** Material provided follows **

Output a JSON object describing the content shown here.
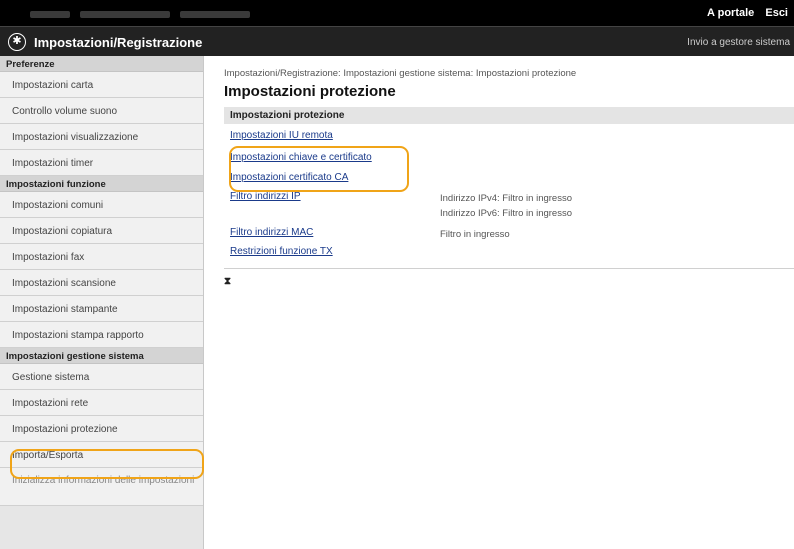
{
  "topbar": {
    "links": [
      "A portale",
      "Esci"
    ]
  },
  "header": {
    "title": "Impostazioni/Registrazione",
    "home_link": "Invio a gestore sistema"
  },
  "sidebar": {
    "groups": [
      {
        "heading": "Preferenze",
        "items": [
          "Impostazioni carta",
          "Controllo volume suono",
          "Impostazioni visualizzazione",
          "Impostazioni timer"
        ]
      },
      {
        "heading": "Impostazioni funzione",
        "items": [
          "Impostazioni comuni",
          "Impostazioni copiatura",
          "Impostazioni fax",
          "Impostazioni scansione",
          "Impostazioni stampante",
          "Impostazioni stampa rapporto"
        ]
      },
      {
        "heading": "Impostazioni gestione sistema",
        "items": [
          "Gestione sistema",
          "Impostazioni rete",
          "Impostazioni protezione",
          "Importa/Esporta",
          "Inizializza informazioni delle impostazioni"
        ]
      }
    ],
    "selected": "Impostazioni protezione"
  },
  "main": {
    "breadcrumb": "Impostazioni/Registrazione: Impostazioni gestione sistema: Impostazioni protezione",
    "title": "Impostazioni protezione",
    "section_header": "Impostazioni protezione",
    "links": [
      "Impostazioni IU remota",
      "Impostazioni chiave e certificato",
      "Impostazioni certificato CA",
      "Filtro indirizzi IP",
      "Filtro indirizzi MAC",
      "Restrizioni funzione TX"
    ],
    "values": {
      "ip_line1": "Indirizzo IPv4: Filtro in ingresso",
      "ip_line2": "Indirizzo IPv6: Filtro in ingresso",
      "mac": "Filtro in ingresso"
    },
    "to_top_symbol": "⧗"
  },
  "colors": {
    "highlight": "#f0a418",
    "link": "#1a3a8a",
    "header_bg": "#222222"
  }
}
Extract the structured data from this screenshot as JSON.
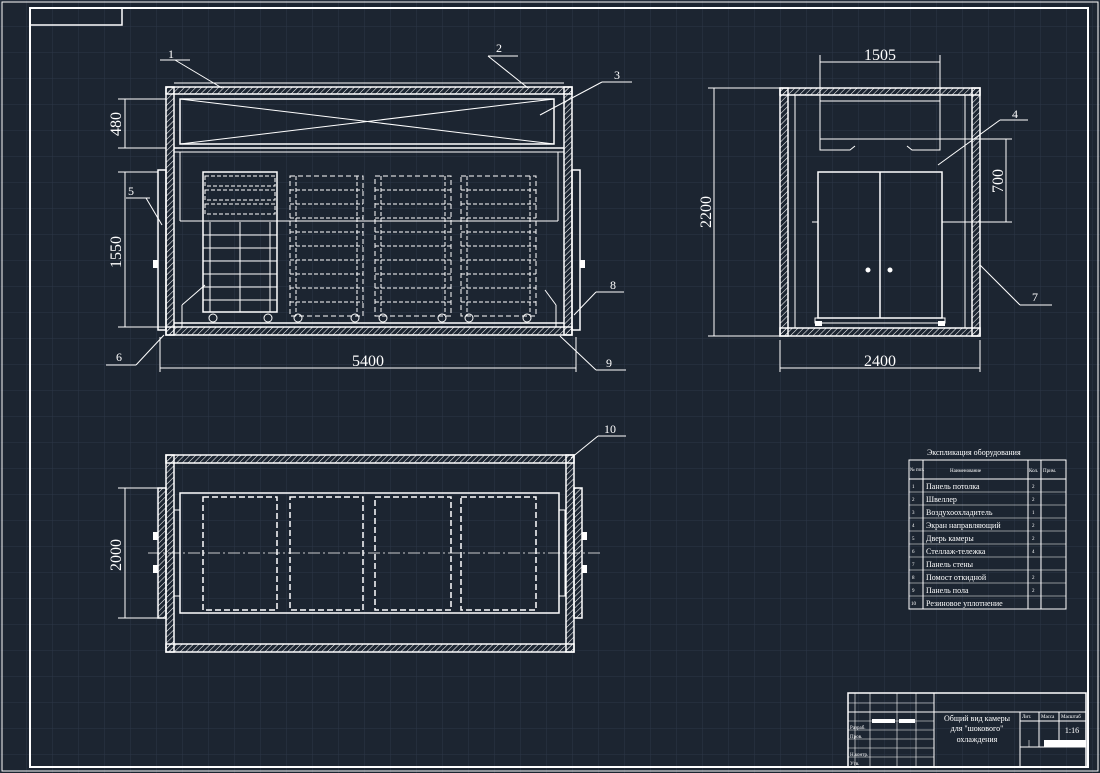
{
  "dimensions": {
    "front_width": "5400",
    "front_top_height": "480",
    "front_door_height": "1550",
    "side_width": "1505",
    "side_height": "2200",
    "side_cooler_height": "700",
    "side_total_width": "2400",
    "plan_depth": "2000"
  },
  "callouts": [
    "1",
    "2",
    "3",
    "4",
    "5",
    "6",
    "7",
    "8",
    "9",
    "10"
  ],
  "equipment_table": {
    "title": "Экспликация оборудования",
    "col_no": "№ поз.",
    "col_name": "Наименование",
    "col_qty": "Кол.",
    "col_note": "Прим.",
    "rows": [
      {
        "no": "1",
        "name": "Панель потолка",
        "qty": "2"
      },
      {
        "no": "2",
        "name": "Швеллер",
        "qty": "2"
      },
      {
        "no": "3",
        "name": "Воздухоохладитель",
        "qty": "1"
      },
      {
        "no": "4",
        "name": "Экран направляющий",
        "qty": "2"
      },
      {
        "no": "5",
        "name": "Дверь камеры",
        "qty": "2"
      },
      {
        "no": "6",
        "name": "Стеллаж-тележка",
        "qty": "4"
      },
      {
        "no": "7",
        "name": "Панель стены",
        "qty": ""
      },
      {
        "no": "8",
        "name": "Помост откидной",
        "qty": "2"
      },
      {
        "no": "9",
        "name": "Панель пола",
        "qty": "2"
      },
      {
        "no": "10",
        "name": "Резиновое уплотнение",
        "qty": ""
      }
    ]
  },
  "title_block": {
    "line1": "Общий вид камеры",
    "line2": "для \"шокового\"",
    "line3": "охлаждения",
    "scale": "1:16",
    "h_lit": "Лит.",
    "h_mass": "Масса",
    "h_scale": "Масштаб",
    "rows": [
      "Разраб.",
      "Пров.",
      "Н.контр.",
      "Утв."
    ]
  }
}
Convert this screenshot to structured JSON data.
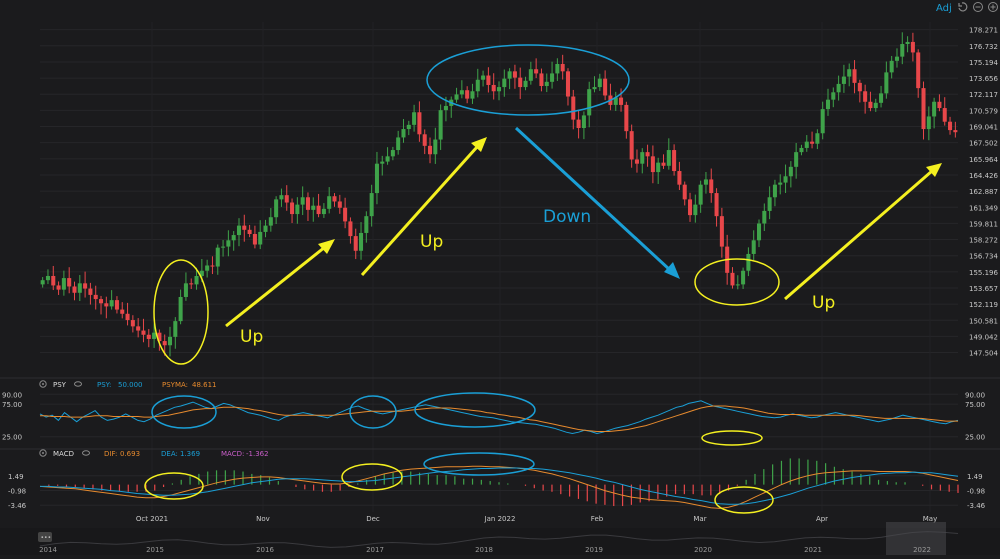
{
  "toolbar": {
    "adj_label": "Adj",
    "undo_icon": "undo-icon",
    "minus_icon": "zoom-out-icon",
    "plus_icon": "zoom-in-icon"
  },
  "price_axis": {
    "labels": [
      "178.271",
      "176.732",
      "175.194",
      "173.656",
      "172.117",
      "170.579",
      "169.041",
      "167.502",
      "165.964",
      "164.426",
      "162.887",
      "161.349",
      "159.811",
      "158.272",
      "156.734",
      "155.196",
      "153.657",
      "152.119",
      "150.581",
      "149.042",
      "147.504"
    ]
  },
  "psy_panel": {
    "name": "PSY",
    "psy_label": "PSY:",
    "psy_value": "50.000",
    "psyma_label": "PSYMA:",
    "psyma_value": "48.611",
    "axis_labels": [
      "90.00",
      "75.00",
      "25.00"
    ]
  },
  "macd_panel": {
    "name": "MACD",
    "dif_label": "DIF:",
    "dif_value": "0.693",
    "dea_label": "DEA:",
    "dea_value": "1.369",
    "macd_label": "MACD:",
    "macd_value": "-1.362",
    "axis_labels": [
      "1.49",
      "-0.98",
      "-3.46"
    ]
  },
  "time_axis": {
    "labels": [
      "Oct 2021",
      "Nov",
      "Dec",
      "Jan 2022",
      "Feb",
      "Mar",
      "Apr",
      "May"
    ]
  },
  "navigator": {
    "years": [
      "2014",
      "2015",
      "2016",
      "2017",
      "2018",
      "2019",
      "2020",
      "2021",
      "2022"
    ],
    "handle_label": "•••"
  },
  "annotations": {
    "up_labels": [
      "Up",
      "Up",
      "Up"
    ],
    "down_label": "Down"
  },
  "colors": {
    "up": "#3fa34a",
    "down": "#e8474a",
    "yellow": "#f4f020",
    "blue": "#1a9fd6",
    "psy": "#1a9fd6",
    "psyma": "#e68a2e",
    "dif": "#e68a2e",
    "dea": "#1a9fd6"
  },
  "chart_data": {
    "type": "candlestick",
    "ylim": [
      146.7,
      179.0
    ],
    "x_ticks": [
      "Oct 2021",
      "Nov",
      "Dec",
      "Jan 2022",
      "Feb",
      "Mar",
      "Apr",
      "May"
    ],
    "closes": [
      154.4,
      154.8,
      153.9,
      153.5,
      154.6,
      153.8,
      153.2,
      154.1,
      153.6,
      153.0,
      152.6,
      152.2,
      151.9,
      152.5,
      151.6,
      151.2,
      150.6,
      150.0,
      149.6,
      149.2,
      148.8,
      149.4,
      148.6,
      148.2,
      149.0,
      150.5,
      152.8,
      154.1,
      154.0,
      154.8,
      155.3,
      155.8,
      155.7,
      157.5,
      157.6,
      158.2,
      158.7,
      159.6,
      159.2,
      158.8,
      157.8,
      159.0,
      159.6,
      160.4,
      162.1,
      162.5,
      161.8,
      160.7,
      161.6,
      162.3,
      161.1,
      161.5,
      160.7,
      161.2,
      162.4,
      161.9,
      161.3,
      160.0,
      158.6,
      157.2,
      158.9,
      160.5,
      162.7,
      165.5,
      165.7,
      166.2,
      166.8,
      168.0,
      168.8,
      169.2,
      170.4,
      168.3,
      167.2,
      166.4,
      167.8,
      170.6,
      171.0,
      171.6,
      172.1,
      172.5,
      171.7,
      172.4,
      173.5,
      173.9,
      173.0,
      172.4,
      172.8,
      173.6,
      174.3,
      173.7,
      172.8,
      173.4,
      174.5,
      174.1,
      172.9,
      173.3,
      174.1,
      175.0,
      174.3,
      171.9,
      169.7,
      168.9,
      170.1,
      172.6,
      172.8,
      173.6,
      172.0,
      171.1,
      171.8,
      171.1,
      168.6,
      165.9,
      165.5,
      166.6,
      166.2,
      164.7,
      165.6,
      165.3,
      166.8,
      164.8,
      163.5,
      162.1,
      160.6,
      161.6,
      163.5,
      164.0,
      162.7,
      160.5,
      157.6,
      155.1,
      153.9,
      154.0,
      155.3,
      156.9,
      158.2,
      159.8,
      161.0,
      162.3,
      163.5,
      163.7,
      164.3,
      165.2,
      166.6,
      167.0,
      167.6,
      167.4,
      168.4,
      170.7,
      171.6,
      172.3,
      173.1,
      173.8,
      174.5,
      173.2,
      172.4,
      171.4,
      170.8,
      171.3,
      172.2,
      174.2,
      175.3,
      175.7,
      176.9,
      177.1,
      176.1,
      172.7,
      168.8,
      170.0,
      171.4,
      170.8,
      169.5,
      168.7,
      168.5
    ],
    "psy": {
      "values": [
        60,
        55,
        58,
        50,
        62,
        55,
        48,
        55,
        60,
        65,
        55,
        50,
        52,
        55,
        60,
        55,
        50,
        48,
        52,
        58,
        62,
        66,
        70,
        72,
        75,
        78,
        74,
        70,
        68,
        72,
        76,
        74,
        70,
        66,
        62,
        60,
        58,
        55,
        52,
        50,
        55,
        58,
        60,
        62,
        60,
        58,
        56,
        54,
        58,
        62,
        66,
        70,
        72,
        68,
        65,
        62,
        60,
        62,
        64,
        66,
        68,
        70,
        72,
        74,
        72,
        70,
        68,
        66,
        64,
        62,
        60,
        58,
        56,
        55,
        54,
        52,
        50,
        48,
        47,
        46,
        45,
        44,
        42,
        40,
        38,
        35,
        32,
        30,
        32,
        35,
        33,
        30,
        32,
        35,
        38,
        40,
        42,
        45,
        48,
        52,
        55,
        58,
        62,
        66,
        70,
        72,
        76,
        78,
        80,
        76,
        72,
        70,
        68,
        66,
        64,
        62,
        60,
        58,
        56,
        55,
        54,
        55,
        58,
        60,
        58,
        56,
        54,
        55,
        58,
        60,
        62,
        60,
        58,
        56,
        54,
        52,
        50,
        48,
        50,
        52,
        55,
        58,
        56,
        54,
        52,
        50,
        48,
        46,
        45,
        48,
        50
      ],
      "ma": [
        57,
        57,
        56,
        56,
        56,
        55,
        55,
        55,
        56,
        57,
        57,
        57,
        56,
        56,
        56,
        56,
        56,
        55,
        55,
        56,
        57,
        58,
        60,
        62,
        64,
        66,
        67,
        68,
        68,
        69,
        70,
        70,
        70,
        69,
        68,
        66,
        65,
        63,
        61,
        59,
        58,
        58,
        58,
        58,
        58,
        58,
        58,
        58,
        58,
        59,
        60,
        61,
        62,
        63,
        64,
        64,
        64,
        64,
        64,
        64,
        65,
        66,
        67,
        68,
        69,
        69,
        69,
        69,
        68,
        67,
        66,
        65,
        64,
        62,
        61,
        59,
        58,
        56,
        55,
        53,
        51,
        50,
        48,
        46,
        44,
        42,
        40,
        38,
        36,
        35,
        34,
        33,
        33,
        33,
        34,
        35,
        36,
        38,
        40,
        42,
        45,
        48,
        51,
        54,
        57,
        60,
        63,
        66,
        69,
        71,
        72,
        72,
        72,
        71,
        70,
        69,
        67,
        65,
        63,
        61,
        60,
        59,
        59,
        59,
        59,
        58,
        58,
        58,
        58,
        58,
        58,
        58,
        58,
        58,
        57,
        56,
        55,
        54,
        53,
        53,
        53,
        53,
        53,
        53,
        53,
        52,
        51,
        50,
        49,
        49,
        49
      ]
    },
    "macd": {
      "dif": [
        -0.3,
        -0.4,
        -0.5,
        -0.6,
        -0.7,
        -0.9,
        -1.1,
        -1.3,
        -1.5,
        -1.7,
        -1.9,
        -2.1,
        -2.2,
        -2.2,
        -2.0,
        -1.7,
        -1.3,
        -0.9,
        -0.5,
        -0.1,
        0.3,
        0.6,
        0.9,
        1.1,
        1.2,
        1.3,
        1.3,
        1.2,
        1.0,
        0.8,
        0.6,
        0.4,
        0.2,
        0.1,
        0.1,
        0.3,
        0.6,
        1.0,
        1.4,
        1.8,
        2.1,
        2.4,
        2.6,
        2.7,
        2.8,
        2.9,
        3.0,
        3.0,
        3.0,
        3.1,
        3.1,
        3.0,
        3.0,
        2.9,
        2.8,
        2.6,
        2.4,
        2.1,
        1.8,
        1.4,
        1.0,
        0.5,
        0.0,
        -0.5,
        -1.0,
        -1.4,
        -1.8,
        -2.1,
        -2.3,
        -2.5,
        -2.6,
        -2.7,
        -2.8,
        -3.0,
        -3.3,
        -3.6,
        -3.9,
        -4.0,
        -3.8,
        -3.4,
        -2.8,
        -2.1,
        -1.4,
        -0.7,
        0.0,
        0.6,
        1.1,
        1.5,
        1.8,
        2.0,
        2.1,
        2.2,
        2.3,
        2.3,
        2.3,
        2.2,
        2.2,
        2.2,
        2.2,
        2.1,
        1.9,
        1.6,
        1.3,
        1.0,
        0.7
      ],
      "dea": [
        -0.3,
        -0.3,
        -0.4,
        -0.4,
        -0.5,
        -0.6,
        -0.7,
        -0.8,
        -1.0,
        -1.1,
        -1.3,
        -1.5,
        -1.6,
        -1.7,
        -1.8,
        -1.8,
        -1.7,
        -1.6,
        -1.4,
        -1.2,
        -0.9,
        -0.6,
        -0.3,
        0.0,
        0.3,
        0.5,
        0.7,
        0.9,
        1.0,
        1.0,
        1.0,
        0.9,
        0.8,
        0.7,
        0.6,
        0.5,
        0.5,
        0.6,
        0.7,
        0.9,
        1.1,
        1.3,
        1.5,
        1.7,
        1.9,
        2.1,
        2.2,
        2.3,
        2.5,
        2.6,
        2.7,
        2.7,
        2.8,
        2.8,
        2.8,
        2.7,
        2.7,
        2.6,
        2.4,
        2.2,
        2.0,
        1.7,
        1.4,
        1.1,
        0.7,
        0.4,
        0.0,
        -0.4,
        -0.8,
        -1.1,
        -1.4,
        -1.7,
        -2.0,
        -2.2,
        -2.5,
        -2.7,
        -3.0,
        -3.2,
        -3.3,
        -3.3,
        -3.2,
        -3.0,
        -2.7,
        -2.4,
        -2.0,
        -1.6,
        -1.1,
        -0.6,
        -0.2,
        0.2,
        0.6,
        0.9,
        1.2,
        1.4,
        1.6,
        1.8,
        1.9,
        2.0,
        2.0,
        2.1,
        2.0,
        2.0,
        1.8,
        1.6,
        1.4
      ]
    }
  }
}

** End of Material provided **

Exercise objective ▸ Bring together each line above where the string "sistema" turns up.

Worked solution ▸
    "home_link": "Invio a gestore sistema"
        "heading": "Impostazioni gestione sistema",
          "Gestione sistema",
    "breadcrumb": "Impostazioni/Registrazione: Impostazioni gestione sistema: Impostazioni protezione",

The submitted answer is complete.